→ Required action
Would you print out every entry exactly as given?

--*--

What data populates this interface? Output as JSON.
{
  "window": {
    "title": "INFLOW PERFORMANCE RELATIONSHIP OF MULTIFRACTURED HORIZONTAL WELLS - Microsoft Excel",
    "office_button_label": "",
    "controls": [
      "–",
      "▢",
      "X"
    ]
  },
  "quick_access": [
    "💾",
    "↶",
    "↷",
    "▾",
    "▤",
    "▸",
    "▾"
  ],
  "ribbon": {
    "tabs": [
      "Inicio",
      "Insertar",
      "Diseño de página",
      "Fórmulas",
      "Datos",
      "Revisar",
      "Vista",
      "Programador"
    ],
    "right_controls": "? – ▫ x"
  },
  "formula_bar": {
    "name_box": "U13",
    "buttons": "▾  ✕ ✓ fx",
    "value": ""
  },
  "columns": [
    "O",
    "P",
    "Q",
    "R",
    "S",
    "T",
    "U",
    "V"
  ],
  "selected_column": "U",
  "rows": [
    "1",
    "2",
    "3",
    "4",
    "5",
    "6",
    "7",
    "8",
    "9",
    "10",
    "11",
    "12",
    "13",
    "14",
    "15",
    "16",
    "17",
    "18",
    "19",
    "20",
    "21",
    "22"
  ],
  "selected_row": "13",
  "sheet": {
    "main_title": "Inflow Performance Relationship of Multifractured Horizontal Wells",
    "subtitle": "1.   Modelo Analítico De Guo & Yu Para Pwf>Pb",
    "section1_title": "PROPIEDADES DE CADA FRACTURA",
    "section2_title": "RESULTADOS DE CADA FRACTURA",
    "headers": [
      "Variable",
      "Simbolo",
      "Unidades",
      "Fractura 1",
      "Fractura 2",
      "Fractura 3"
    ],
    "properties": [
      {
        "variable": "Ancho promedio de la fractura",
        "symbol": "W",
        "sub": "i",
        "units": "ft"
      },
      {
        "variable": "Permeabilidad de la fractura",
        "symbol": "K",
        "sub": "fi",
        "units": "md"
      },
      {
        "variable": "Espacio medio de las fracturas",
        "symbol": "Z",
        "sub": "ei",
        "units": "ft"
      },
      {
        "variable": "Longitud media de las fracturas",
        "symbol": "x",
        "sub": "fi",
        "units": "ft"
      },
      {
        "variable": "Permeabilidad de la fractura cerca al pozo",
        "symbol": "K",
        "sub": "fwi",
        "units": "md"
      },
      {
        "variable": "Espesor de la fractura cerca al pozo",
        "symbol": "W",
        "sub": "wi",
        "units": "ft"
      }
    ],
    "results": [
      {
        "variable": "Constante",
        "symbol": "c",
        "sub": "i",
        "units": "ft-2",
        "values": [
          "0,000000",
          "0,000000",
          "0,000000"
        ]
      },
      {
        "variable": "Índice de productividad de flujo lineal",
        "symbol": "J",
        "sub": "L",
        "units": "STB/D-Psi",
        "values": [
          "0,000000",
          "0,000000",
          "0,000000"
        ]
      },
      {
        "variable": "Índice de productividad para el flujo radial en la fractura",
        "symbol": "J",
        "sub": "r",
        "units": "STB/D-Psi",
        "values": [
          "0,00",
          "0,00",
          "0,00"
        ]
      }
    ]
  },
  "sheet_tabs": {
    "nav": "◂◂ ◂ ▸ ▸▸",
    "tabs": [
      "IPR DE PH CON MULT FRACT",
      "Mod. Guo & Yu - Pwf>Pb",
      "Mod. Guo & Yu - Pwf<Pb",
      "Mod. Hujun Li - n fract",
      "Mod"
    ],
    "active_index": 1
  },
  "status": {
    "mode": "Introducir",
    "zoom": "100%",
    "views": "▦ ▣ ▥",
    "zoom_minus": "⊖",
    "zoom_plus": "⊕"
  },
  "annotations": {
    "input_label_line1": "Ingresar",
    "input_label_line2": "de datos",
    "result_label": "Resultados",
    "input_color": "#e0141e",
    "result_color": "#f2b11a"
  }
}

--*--

→ Task output
What data populates this interface? Output as JSON.
{
  "window": {
    "title": "INFLOW PERFORMANCE RELATIONSHIP OF MULTIFRACTURED HORIZONTAL WELLS - Microsoft Excel",
    "office_button_label": "",
    "controls": [
      "–",
      "▢",
      "X"
    ]
  },
  "quick_access": [
    "💾",
    "↶",
    "↷",
    "▾",
    "▤",
    "▸",
    "▾"
  ],
  "ribbon": {
    "tabs": [
      "Inicio",
      "Insertar",
      "Diseño de página",
      "Fórmulas",
      "Datos",
      "Revisar",
      "Vista",
      "Programador"
    ],
    "right_controls": "? – ▫ x"
  },
  "formula_bar": {
    "name_box": "U13",
    "buttons": "▾  ✕ ✓ fx",
    "value": ""
  },
  "columns": [
    "O",
    "P",
    "Q",
    "R",
    "S",
    "T",
    "U",
    "V"
  ],
  "selected_column": "U",
  "rows": [
    "1",
    "2",
    "3",
    "4",
    "5",
    "6",
    "7",
    "8",
    "9",
    "10",
    "11",
    "12",
    "13",
    "14",
    "15",
    "16",
    "17",
    "18",
    "19",
    "20",
    "21",
    "22"
  ],
  "selected_row": "13",
  "sheet": {
    "main_title": "Inflow Performance Relationship of Multifractured Horizontal Wells",
    "subtitle": "1.   Modelo Analítico De Guo & Yu Para Pwf>Pb",
    "section1_title": "PROPIEDADES DE CADA FRACTURA",
    "section2_title": "RESULTADOS DE CADA FRACTURA",
    "headers": [
      "Variable",
      "Simbolo",
      "Unidades",
      "Fractura 1",
      "Fractura 2",
      "Fractura 3"
    ],
    "properties": [
      {
        "variable": "Ancho promedio de la fractura",
        "symbol": "W",
        "sub": "i",
        "units": "ft"
      },
      {
        "variable": "Permeabilidad de la fractura",
        "symbol": "K",
        "sub": "fi",
        "units": "md"
      },
      {
        "variable": "Espacio medio de las fracturas",
        "symbol": "Z",
        "sub": "ei",
        "units": "ft"
      },
      {
        "variable": "Longitud media de las fracturas",
        "symbol": "x",
        "sub": "fi",
        "units": "ft"
      },
      {
        "variable": "Permeabilidad de la fractura cerca al pozo",
        "symbol": "K",
        "sub": "fwi",
        "units": "md"
      },
      {
        "variable": "Espesor de la fractura cerca al pozo",
        "symbol": "W",
        "sub": "wi",
        "units": "ft"
      }
    ],
    "results": [
      {
        "variable": "Constante",
        "symbol": "c",
        "sub": "i",
        "units": "ft-2",
        "values": [
          "0,000000",
          "0,000000",
          "0,000000"
        ]
      },
      {
        "variable": "Índice de productividad de flujo lineal",
        "symbol": "J",
        "sub": "L",
        "units": "STB/D-Psi",
        "values": [
          "0,000000",
          "0,000000",
          "0,000000"
        ]
      },
      {
        "variable": "Índice de productividad para el flujo radial en la fractura",
        "symbol": "J",
        "sub": "r",
        "units": "STB/D-Psi",
        "values": [
          "0,00",
          "0,00",
          "0,00"
        ]
      }
    ]
  },
  "sheet_tabs": {
    "nav": "◂◂ ◂ ▸ ▸▸",
    "tabs": [
      "IPR DE PH CON MULT FRACT",
      "Mod. Guo & Yu - Pwf>Pb",
      "Mod. Guo & Yu - Pwf<Pb",
      "Mod. Hujun Li - n fract",
      "Mod"
    ],
    "active_index": 1
  },
  "status": {
    "mode": "Introducir",
    "zoom": "100%",
    "views": "▦ ▣ ▥",
    "zoom_minus": "⊖",
    "zoom_plus": "⊕"
  },
  "annotations": {
    "input_label_line1": "Ingresar",
    "input_label_line2": "de datos",
    "result_label": "Resultados",
    "input_color": "#e0141e",
    "result_color": "#f2b11a"
  }
}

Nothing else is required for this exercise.